§ THE TASK
Print all the data, keeping every line exactly as it is.

§ App and web page records
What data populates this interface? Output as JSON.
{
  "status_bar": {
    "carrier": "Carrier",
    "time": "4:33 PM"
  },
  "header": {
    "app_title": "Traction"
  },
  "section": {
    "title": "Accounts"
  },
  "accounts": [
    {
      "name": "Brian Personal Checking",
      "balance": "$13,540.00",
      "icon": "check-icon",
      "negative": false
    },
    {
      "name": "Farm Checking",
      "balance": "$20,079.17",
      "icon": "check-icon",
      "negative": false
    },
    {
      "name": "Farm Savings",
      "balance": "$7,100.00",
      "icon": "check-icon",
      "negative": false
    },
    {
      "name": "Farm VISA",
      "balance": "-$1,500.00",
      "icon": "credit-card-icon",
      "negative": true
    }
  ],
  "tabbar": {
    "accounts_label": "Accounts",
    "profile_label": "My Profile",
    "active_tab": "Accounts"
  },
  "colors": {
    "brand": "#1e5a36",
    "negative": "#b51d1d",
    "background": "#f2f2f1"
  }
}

§ WORKED SOLUTION
What data populates this interface? Output as JSON.
{
  "status_bar": {
    "carrier": "Carrier",
    "time": "4:33 PM"
  },
  "header": {
    "app_title": "Traction"
  },
  "section": {
    "title": "Accounts"
  },
  "accounts": [
    {
      "name": "Brian Personal Checking",
      "balance": "$13,540.00",
      "icon": "check-icon",
      "negative": false
    },
    {
      "name": "Farm Checking",
      "balance": "$20,079.17",
      "icon": "check-icon",
      "negative": false
    },
    {
      "name": "Farm Savings",
      "balance": "$7,100.00",
      "icon": "check-icon",
      "negative": false
    },
    {
      "name": "Farm VISA",
      "balance": "-$1,500.00",
      "icon": "credit-card-icon",
      "negative": true
    }
  ],
  "tabbar": {
    "accounts_label": "Accounts",
    "profile_label": "My Profile",
    "active_tab": "Accounts"
  },
  "colors": {
    "brand": "#1e5a36",
    "negative": "#b51d1d",
    "background": "#f2f2f1"
  }
}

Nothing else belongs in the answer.